[Items from an interface collection]

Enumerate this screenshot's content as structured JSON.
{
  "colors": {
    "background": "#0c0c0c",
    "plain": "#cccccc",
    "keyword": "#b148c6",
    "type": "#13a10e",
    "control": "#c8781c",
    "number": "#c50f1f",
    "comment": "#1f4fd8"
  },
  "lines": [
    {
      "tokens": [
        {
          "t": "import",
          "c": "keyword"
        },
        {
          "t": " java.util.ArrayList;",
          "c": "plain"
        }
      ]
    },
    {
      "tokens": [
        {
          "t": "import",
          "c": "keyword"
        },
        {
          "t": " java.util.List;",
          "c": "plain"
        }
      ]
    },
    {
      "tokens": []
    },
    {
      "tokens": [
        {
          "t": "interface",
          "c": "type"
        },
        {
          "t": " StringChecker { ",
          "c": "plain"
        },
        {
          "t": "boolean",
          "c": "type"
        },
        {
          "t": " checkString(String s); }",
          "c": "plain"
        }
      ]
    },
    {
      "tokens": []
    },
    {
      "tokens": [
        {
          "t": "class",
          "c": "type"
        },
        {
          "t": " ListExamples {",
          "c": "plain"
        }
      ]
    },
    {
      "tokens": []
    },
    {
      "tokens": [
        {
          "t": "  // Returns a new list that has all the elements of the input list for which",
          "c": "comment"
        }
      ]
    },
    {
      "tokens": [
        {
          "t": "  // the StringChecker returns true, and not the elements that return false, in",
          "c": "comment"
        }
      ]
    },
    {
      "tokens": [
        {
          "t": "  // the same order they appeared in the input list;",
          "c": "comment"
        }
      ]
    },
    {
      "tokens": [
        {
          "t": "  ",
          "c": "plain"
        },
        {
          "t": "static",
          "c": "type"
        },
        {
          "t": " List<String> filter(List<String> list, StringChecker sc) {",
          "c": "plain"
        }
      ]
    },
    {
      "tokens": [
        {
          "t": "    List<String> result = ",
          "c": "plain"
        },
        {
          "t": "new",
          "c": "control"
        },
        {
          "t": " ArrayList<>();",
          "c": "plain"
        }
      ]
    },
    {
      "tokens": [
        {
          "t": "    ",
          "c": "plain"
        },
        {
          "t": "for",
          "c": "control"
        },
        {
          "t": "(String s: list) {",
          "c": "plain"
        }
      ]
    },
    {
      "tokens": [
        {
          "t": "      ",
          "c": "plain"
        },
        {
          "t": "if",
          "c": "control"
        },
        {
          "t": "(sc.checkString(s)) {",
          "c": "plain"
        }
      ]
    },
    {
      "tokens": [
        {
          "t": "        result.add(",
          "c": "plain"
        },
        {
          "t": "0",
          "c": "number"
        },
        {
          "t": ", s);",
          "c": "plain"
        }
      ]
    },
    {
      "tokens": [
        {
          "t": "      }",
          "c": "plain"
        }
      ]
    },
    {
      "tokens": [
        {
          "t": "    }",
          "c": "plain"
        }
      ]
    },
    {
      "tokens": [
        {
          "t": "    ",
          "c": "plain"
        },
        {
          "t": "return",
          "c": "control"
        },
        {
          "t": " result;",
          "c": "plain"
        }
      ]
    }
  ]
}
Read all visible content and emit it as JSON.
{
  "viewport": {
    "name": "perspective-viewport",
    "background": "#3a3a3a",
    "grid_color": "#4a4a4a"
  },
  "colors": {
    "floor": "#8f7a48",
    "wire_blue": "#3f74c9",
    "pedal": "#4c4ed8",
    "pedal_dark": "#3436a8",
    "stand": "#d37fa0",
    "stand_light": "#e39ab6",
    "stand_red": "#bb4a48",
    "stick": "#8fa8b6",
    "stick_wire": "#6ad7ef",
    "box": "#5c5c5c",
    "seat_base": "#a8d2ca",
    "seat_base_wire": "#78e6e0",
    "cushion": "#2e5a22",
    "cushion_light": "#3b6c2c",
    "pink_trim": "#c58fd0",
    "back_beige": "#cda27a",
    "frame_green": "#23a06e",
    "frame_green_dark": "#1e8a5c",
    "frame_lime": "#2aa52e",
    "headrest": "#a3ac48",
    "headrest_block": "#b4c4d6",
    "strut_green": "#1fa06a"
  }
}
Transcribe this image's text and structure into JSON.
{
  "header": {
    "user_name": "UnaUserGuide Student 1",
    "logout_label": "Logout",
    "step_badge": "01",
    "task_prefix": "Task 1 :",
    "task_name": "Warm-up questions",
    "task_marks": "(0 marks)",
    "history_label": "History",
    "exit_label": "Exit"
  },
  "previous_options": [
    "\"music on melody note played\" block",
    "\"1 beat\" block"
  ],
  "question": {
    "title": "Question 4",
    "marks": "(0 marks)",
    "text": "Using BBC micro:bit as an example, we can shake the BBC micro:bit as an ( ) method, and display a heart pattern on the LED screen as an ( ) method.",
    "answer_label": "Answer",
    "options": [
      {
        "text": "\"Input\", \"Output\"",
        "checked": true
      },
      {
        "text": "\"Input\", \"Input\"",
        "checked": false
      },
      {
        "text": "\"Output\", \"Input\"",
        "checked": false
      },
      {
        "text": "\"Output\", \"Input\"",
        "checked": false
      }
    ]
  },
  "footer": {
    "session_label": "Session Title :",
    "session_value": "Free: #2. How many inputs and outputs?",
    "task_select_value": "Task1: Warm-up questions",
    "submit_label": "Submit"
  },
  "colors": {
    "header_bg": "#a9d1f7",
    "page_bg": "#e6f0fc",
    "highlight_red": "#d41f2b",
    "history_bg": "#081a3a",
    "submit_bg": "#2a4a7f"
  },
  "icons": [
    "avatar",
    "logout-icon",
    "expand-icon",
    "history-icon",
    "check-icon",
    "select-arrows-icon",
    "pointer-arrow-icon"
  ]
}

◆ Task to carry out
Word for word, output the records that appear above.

◆ Written response
Enumerate this screenshot's content as structured JSON.
{
  "colors": {
    "background": "#0c0c0c",
    "plain": "#cccccc",
    "keyword": "#b148c6",
    "type": "#13a10e",
    "control": "#c8781c",
    "number": "#c50f1f",
    "comment": "#1f4fd8"
  },
  "lines": [
    {
      "tokens": [
        {
          "t": "import",
          "c": "keyword"
        },
        {
          "t": " java.util.ArrayList;",
          "c": "plain"
        }
      ]
    },
    {
      "tokens": [
        {
          "t": "import",
          "c": "keyword"
        },
        {
          "t": " java.util.List;",
          "c": "plain"
        }
      ]
    },
    {
      "tokens": []
    },
    {
      "tokens": [
        {
          "t": "interface",
          "c": "type"
        },
        {
          "t": " StringChecker { ",
          "c": "plain"
        },
        {
          "t": "boolean",
          "c": "type"
        },
        {
          "t": " checkString(String s); }",
          "c": "plain"
        }
      ]
    },
    {
      "tokens": []
    },
    {
      "tokens": [
        {
          "t": "class",
          "c": "type"
        },
        {
          "t": " ListExamples {",
          "c": "plain"
        }
      ]
    },
    {
      "tokens": []
    },
    {
      "tokens": [
        {
          "t": "  // Returns a new list that has all the elements of the input list for which",
          "c": "comment"
        }
      ]
    },
    {
      "tokens": [
        {
          "t": "  // the StringChecker returns true, and not the elements that return false, in",
          "c": "comment"
        }
      ]
    },
    {
      "tokens": [
        {
          "t": "  // the same order they appeared in the input list;",
          "c": "comment"
        }
      ]
    },
    {
      "tokens": [
        {
          "t": "  ",
          "c": "plain"
        },
        {
          "t": "static",
          "c": "type"
        },
        {
          "t": " List<String> filter(List<String> list, StringChecker sc) {",
          "c": "plain"
        }
      ]
    },
    {
      "tokens": [
        {
          "t": "    List<String> result = ",
          "c": "plain"
        },
        {
          "t": "new",
          "c": "control"
        },
        {
          "t": " ArrayList<>();",
          "c": "plain"
        }
      ]
    },
    {
      "tokens": [
        {
          "t": "    ",
          "c": "plain"
        },
        {
          "t": "for",
          "c": "control"
        },
        {
          "t": "(String s: list) {",
          "c": "plain"
        }
      ]
    },
    {
      "tokens": [
        {
          "t": "      ",
          "c": "plain"
        },
        {
          "t": "if",
          "c": "control"
        },
        {
          "t": "(sc.checkString(s)) {",
          "c": "plain"
        }
      ]
    },
    {
      "tokens": [
        {
          "t": "        result.add(",
          "c": "plain"
        },
        {
          "t": "0",
          "c": "number"
        },
        {
          "t": ", s);",
          "c": "plain"
        }
      ]
    },
    {
      "tokens": [
        {
          "t": "      }",
          "c": "plain"
        }
      ]
    },
    {
      "tokens": [
        {
          "t": "    }",
          "c": "plain"
        }
      ]
    },
    {
      "tokens": [
        {
          "t": "    ",
          "c": "plain"
        },
        {
          "t": "return",
          "c": "control"
        },
        {
          "t": " result;",
          "c": "plain"
        }
      ]
    }
  ]
}
Read all visible content and emit it as JSON.
{
  "viewport": {
    "name": "perspective-viewport",
    "background": "#3a3a3a",
    "grid_color": "#4a4a4a"
  },
  "colors": {
    "floor": "#8f7a48",
    "wire_blue": "#3f74c9",
    "pedal": "#4c4ed8",
    "pedal_dark": "#3436a8",
    "stand": "#d37fa0",
    "stand_light": "#e39ab6",
    "stand_red": "#bb4a48",
    "stick": "#8fa8b6",
    "stick_wire": "#6ad7ef",
    "box": "#5c5c5c",
    "seat_base": "#a8d2ca",
    "seat_base_wire": "#78e6e0",
    "cushion": "#2e5a22",
    "cushion_light": "#3b6c2c",
    "pink_trim": "#c58fd0",
    "back_beige": "#cda27a",
    "frame_green": "#23a06e",
    "frame_green_dark": "#1e8a5c",
    "frame_lime": "#2aa52e",
    "headrest": "#a3ac48",
    "headrest_block": "#b4c4d6",
    "strut_green": "#1fa06a"
  }
}
Transcribe this image's text and structure into JSON.
{
  "header": {
    "user_name": "UnaUserGuide Student 1",
    "logout_label": "Logout",
    "step_badge": "01",
    "task_prefix": "Task 1 :",
    "task_name": "Warm-up questions",
    "task_marks": "(0 marks)",
    "history_label": "History",
    "exit_label": "Exit"
  },
  "previous_options": [
    "\"music on melody note played\" block",
    "\"1 beat\" block"
  ],
  "question": {
    "title": "Question 4",
    "marks": "(0 marks)",
    "text": "Using BBC micro:bit as an example, we can shake the BBC micro:bit as an ( ) method, and display a heart pattern on the LED screen as an ( ) method.",
    "answer_label": "Answer",
    "options": [
      {
        "text": "\"Input\", \"Output\"",
        "checked": true
      },
      {
        "text": "\"Input\", \"Input\"",
        "checked": false
      },
      {
        "text": "\"Output\", \"Input\"",
        "checked": false
      },
      {
        "text": "\"Output\", \"Input\"",
        "checked": false
      }
    ]
  },
  "footer": {
    "session_label": "Session Title :",
    "session_value": "Free: #2. How many inputs and outputs?",
    "task_select_value": "Task1: Warm-up questions",
    "submit_label": "Submit"
  },
  "colors": {
    "header_bg": "#a9d1f7",
    "page_bg": "#e6f0fc",
    "highlight_red": "#d41f2b",
    "history_bg": "#081a3a",
    "submit_bg": "#2a4a7f"
  },
  "icons": [
    "avatar",
    "logout-icon",
    "expand-icon",
    "history-icon",
    "check-icon",
    "select-arrows-icon",
    "pointer-arrow-icon"
  ]
}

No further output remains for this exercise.